According to Globe staff and news reports, Banjir was stabbed in the chest and stomach by two motorcycle riding assailants on Wednesday evening while walking in front of the mayor’s office in Jayapura, the capital of Indonesia’s remote Papua province. The unidentified assailants sped off.
The Jakarta Globe‘s editor, Bhimanto Suwastoyo told CPJ that Banjir’s most recent report centered on a sexual abuse scandal at Jayapura’s police detention center, where a female detainee was allegedly forced into sexual acts with three different police officers. Banjir’s report included quotes from the alleged victim, who has since been moved to a different detention facility. The editor said he believes the attack was directly linked to his reporting on the story.
“While Indonesia’s press freedom situation has generally improved, provincial journalists still face extraordinary risks, as the attack on journalist Banjir Ambarita clearly shows,” said Shawn Crispin, CPJ’s senior Southeast Asia representative. “We call on President Bambang Susilo Yudhoyono’s government to launch a truly independent investigation, one that does not preclude the possibility of local police involvement in this attack.”
Banjir was taken to the city’s Marthen Indey Hospital and underwent surgery Thursday for a stab wound to his intestines, according to the reports. Jayapura Police Chief Imam Setiawan said his forces had established a joint investigative team with Papua provincial police and have begun work on the case, according to news reports.
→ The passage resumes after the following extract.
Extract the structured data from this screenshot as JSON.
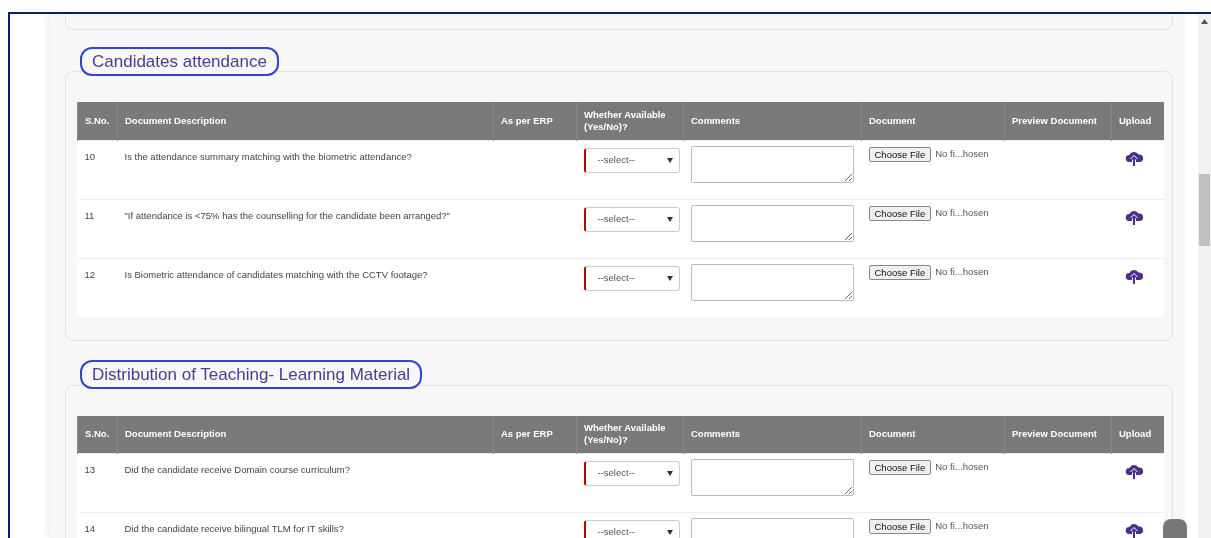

In 2010, three reporters were killed with impunity in remote provincial areas of Indonesia. CPJ research shows that all three were mostly likely murdered in connection with their work as reporters.